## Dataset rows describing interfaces
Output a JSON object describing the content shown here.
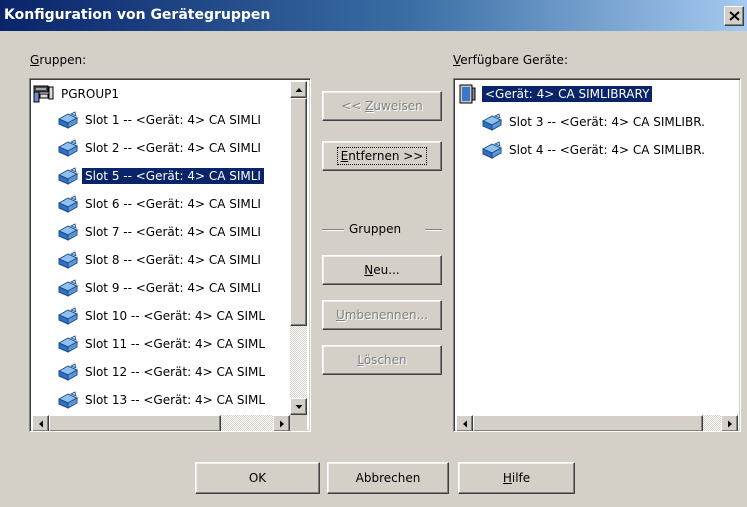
{
  "window": {
    "title": "Konfiguration von Gerätegruppen",
    "close_label": "×"
  },
  "left": {
    "label_prefix": "",
    "label_mnemonic": "G",
    "label_rest": "ruppen:",
    "group_name": "PGROUP1",
    "items": [
      {
        "label": "Slot 1 -- <Gerät: 4> CA SIMLI",
        "selected": false
      },
      {
        "label": "Slot 2 -- <Gerät: 4> CA SIMLI",
        "selected": false
      },
      {
        "label": "Slot 5 -- <Gerät: 4> CA SIMLI",
        "selected": true
      },
      {
        "label": "Slot 6 -- <Gerät: 4> CA SIMLI",
        "selected": false
      },
      {
        "label": "Slot 7 -- <Gerät: 4> CA SIMLI",
        "selected": false
      },
      {
        "label": "Slot 8 -- <Gerät: 4> CA SIMLI",
        "selected": false
      },
      {
        "label": "Slot 9 -- <Gerät: 4> CA SIMLI",
        "selected": false
      },
      {
        "label": "Slot 10 -- <Gerät: 4> CA SIML",
        "selected": false
      },
      {
        "label": "Slot 11 -- <Gerät: 4> CA SIML",
        "selected": false
      },
      {
        "label": "Slot 12 -- <Gerät: 4> CA SIML",
        "selected": false
      },
      {
        "label": "Slot 13 -- <Gerät: 4> CA SIML",
        "selected": false
      }
    ]
  },
  "right": {
    "label_prefix": "",
    "label_mnemonic": "V",
    "label_rest": "erfügbare Geräte:",
    "library": "<Gerät: 4> CA SIMLIBRARY",
    "items": [
      {
        "label": "Slot 3 -- <Gerät: 4> CA SIMLIBR."
      },
      {
        "label": "Slot 4 -- <Gerät: 4> CA SIMLIBR."
      }
    ]
  },
  "middle": {
    "assign": {
      "prefix": "<< ",
      "mnemonic": "Z",
      "rest": "uweisen",
      "disabled": true
    },
    "remove": {
      "prefix": "",
      "mnemonic": "E",
      "rest": "ntfernen >>",
      "disabled": false
    },
    "groups_label": "Gruppen",
    "new": {
      "prefix": "",
      "mnemonic": "N",
      "rest": "eu...",
      "disabled": false
    },
    "rename": {
      "prefix": "",
      "mnemonic": "U",
      "rest": "mbenennen...",
      "disabled": true
    },
    "delete": {
      "prefix": "",
      "mnemonic": "L",
      "rest": "öschen",
      "disabled": true
    }
  },
  "footer": {
    "ok": "OK",
    "cancel": "Abbrechen",
    "help": {
      "mnemonic": "H",
      "rest": "ilfe"
    }
  },
  "colors": {
    "selection": "#0a246a",
    "face": "#d4d0c8",
    "icon_blue": "#3a78c8"
  },
  "icons": {
    "group": "group-computer-icon",
    "slot": "tape-slot-icon",
    "library": "tape-library-icon"
  }
}
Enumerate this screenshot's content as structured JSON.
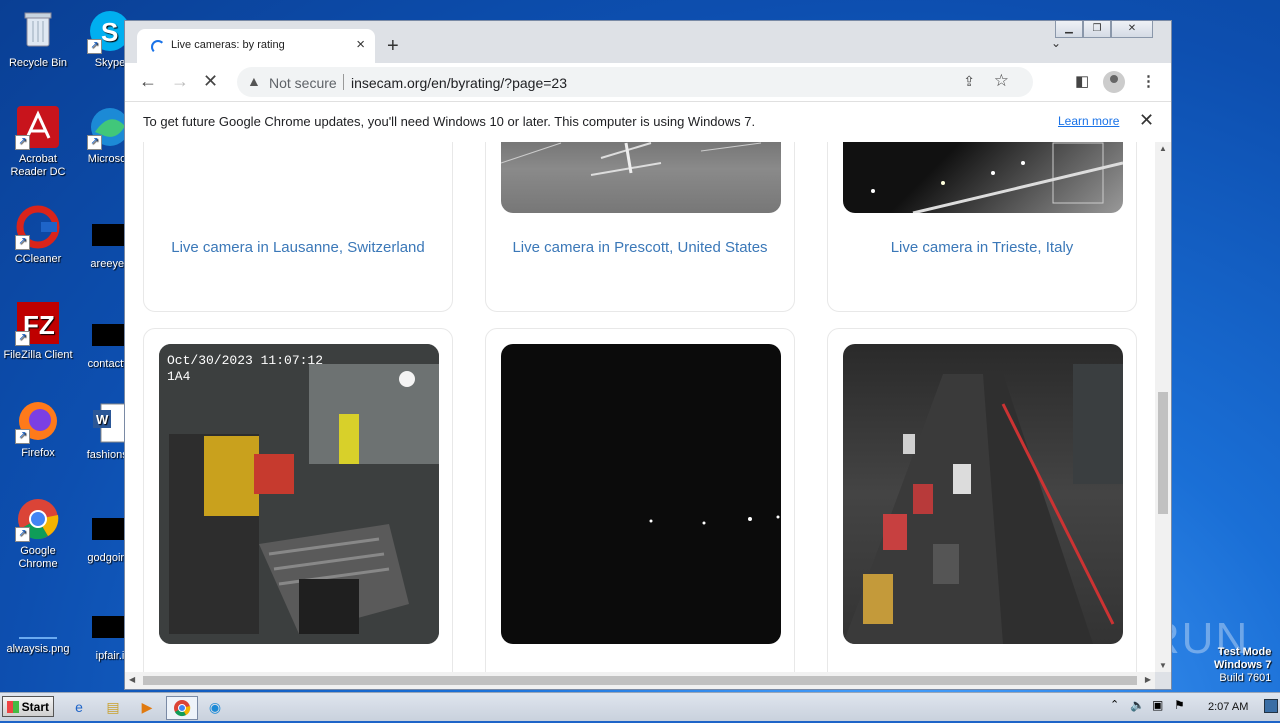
{
  "desktop": {
    "icons": [
      {
        "label": "Recycle Bin"
      },
      {
        "label": "Skype"
      },
      {
        "label": "Acrobat Reader DC"
      },
      {
        "label": "Microsoft"
      },
      {
        "label": "CCleaner"
      },
      {
        "label": "areeyes"
      },
      {
        "label": "FileZilla Client"
      },
      {
        "label": "contactfri"
      },
      {
        "label": "Firefox"
      },
      {
        "label": "fashionsy"
      },
      {
        "label": "Google Chrome"
      },
      {
        "label": "godgoing"
      },
      {
        "label": "alwaysis.png"
      },
      {
        "label": "ipfair.i"
      }
    ]
  },
  "browser": {
    "tab_title": "Live cameras: by rating",
    "new_tab_label": "+",
    "security_label": "Not secure",
    "url": "insecam.org/en/byrating/?page=23",
    "infobar": {
      "message": "To get future Google Chrome updates, you'll need Windows 10 or later. This computer is using Windows 7.",
      "link": "Learn more"
    }
  },
  "page": {
    "cards_top": [
      {
        "caption": "Live camera in Lausanne, Switzerland"
      },
      {
        "caption": "Live camera in Prescott, United States"
      },
      {
        "caption": "Live camera in Trieste, Italy"
      }
    ],
    "cards_bottom": [
      {
        "overlay": "Oct/30/2023 11:07:12",
        "overlay2": "1A4"
      },
      {
        "overlay": ""
      },
      {
        "overlay": ""
      }
    ]
  },
  "taskbar": {
    "start_label": "Start",
    "clock": "2:07 AM"
  },
  "watermark": {
    "line1": "Test Mode",
    "line2": "Windows 7",
    "line3": "Build 7601",
    "brand": "ANY RUN"
  }
}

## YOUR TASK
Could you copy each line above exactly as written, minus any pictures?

## OUTPUT FOR THIS EXERCISE
Output a JSON object describing the content shown here.
{
  "window": {
    "title": "Konfiguration von Gerätegruppen",
    "close_label": "×"
  },
  "left": {
    "label_prefix": "",
    "label_mnemonic": "G",
    "label_rest": "ruppen:",
    "group_name": "PGROUP1",
    "items": [
      {
        "label": "Slot 1 -- <Gerät: 4> CA SIMLI",
        "selected": false
      },
      {
        "label": "Slot 2 -- <Gerät: 4> CA SIMLI",
        "selected": false
      },
      {
        "label": "Slot 5 -- <Gerät: 4> CA SIMLI",
        "selected": true
      },
      {
        "label": "Slot 6 -- <Gerät: 4> CA SIMLI",
        "selected": false
      },
      {
        "label": "Slot 7 -- <Gerät: 4> CA SIMLI",
        "selected": false
      },
      {
        "label": "Slot 8 -- <Gerät: 4> CA SIMLI",
        "selected": false
      },
      {
        "label": "Slot 9 -- <Gerät: 4> CA SIMLI",
        "selected": false
      },
      {
        "label": "Slot 10 -- <Gerät: 4> CA SIML",
        "selected": false
      },
      {
        "label": "Slot 11 -- <Gerät: 4> CA SIML",
        "selected": false
      },
      {
        "label": "Slot 12 -- <Gerät: 4> CA SIML",
        "selected": false
      },
      {
        "label": "Slot 13 -- <Gerät: 4> CA SIML",
        "selected": false
      }
    ]
  },
  "right": {
    "label_prefix": "",
    "label_mnemonic": "V",
    "label_rest": "erfügbare Geräte:",
    "library": "<Gerät: 4> CA SIMLIBRARY",
    "items": [
      {
        "label": "Slot 3 -- <Gerät: 4> CA SIMLIBR."
      },
      {
        "label": "Slot 4 -- <Gerät: 4> CA SIMLIBR."
      }
    ]
  },
  "middle": {
    "assign": {
      "prefix": "<< ",
      "mnemonic": "Z",
      "rest": "uweisen",
      "disabled": true
    },
    "remove": {
      "prefix": "",
      "mnemonic": "E",
      "rest": "ntfernen >>",
      "disabled": false
    },
    "groups_label": "Gruppen",
    "new": {
      "prefix": "",
      "mnemonic": "N",
      "rest": "eu...",
      "disabled": false
    },
    "rename": {
      "prefix": "",
      "mnemonic": "U",
      "rest": "mbenennen...",
      "disabled": true
    },
    "delete": {
      "prefix": "",
      "mnemonic": "L",
      "rest": "öschen",
      "disabled": true
    }
  },
  "footer": {
    "ok": "OK",
    "cancel": "Abbrechen",
    "help": {
      "mnemonic": "H",
      "rest": "ilfe"
    }
  },
  "colors": {
    "selection": "#0a246a",
    "face": "#d4d0c8",
    "icon_blue": "#3a78c8"
  },
  "icons": {
    "group": "group-computer-icon",
    "slot": "tape-slot-icon",
    "library": "tape-library-icon"
  }
}
Enumerate this screenshot's content as structured JSON.
{
  "desktop": {
    "icons": [
      {
        "label": "Recycle Bin"
      },
      {
        "label": "Skype"
      },
      {
        "label": "Acrobat Reader DC"
      },
      {
        "label": "Microsoft"
      },
      {
        "label": "CCleaner"
      },
      {
        "label": "areeyes"
      },
      {
        "label": "FileZilla Client"
      },
      {
        "label": "contactfri"
      },
      {
        "label": "Firefox"
      },
      {
        "label": "fashionsy"
      },
      {
        "label": "Google Chrome"
      },
      {
        "label": "godgoing"
      },
      {
        "label": "alwaysis.png"
      },
      {
        "label": "ipfair.i"
      }
    ]
  },
  "browser": {
    "tab_title": "Live cameras: by rating",
    "new_tab_label": "+",
    "security_label": "Not secure",
    "url": "insecam.org/en/byrating/?page=23",
    "infobar": {
      "message": "To get future Google Chrome updates, you'll need Windows 10 or later. This computer is using Windows 7.",
      "link": "Learn more"
    }
  },
  "page": {
    "cards_top": [
      {
        "caption": "Live camera in Lausanne, Switzerland"
      },
      {
        "caption": "Live camera in Prescott, United States"
      },
      {
        "caption": "Live camera in Trieste, Italy"
      }
    ],
    "cards_bottom": [
      {
        "overlay": "Oct/30/2023 11:07:12",
        "overlay2": "1A4"
      },
      {
        "overlay": ""
      },
      {
        "overlay": ""
      }
    ]
  },
  "taskbar": {
    "start_label": "Start",
    "clock": "2:07 AM"
  },
  "watermark": {
    "line1": "Test Mode",
    "line2": "Windows 7",
    "line3": "Build 7601",
    "brand": "ANY RUN"
  }
}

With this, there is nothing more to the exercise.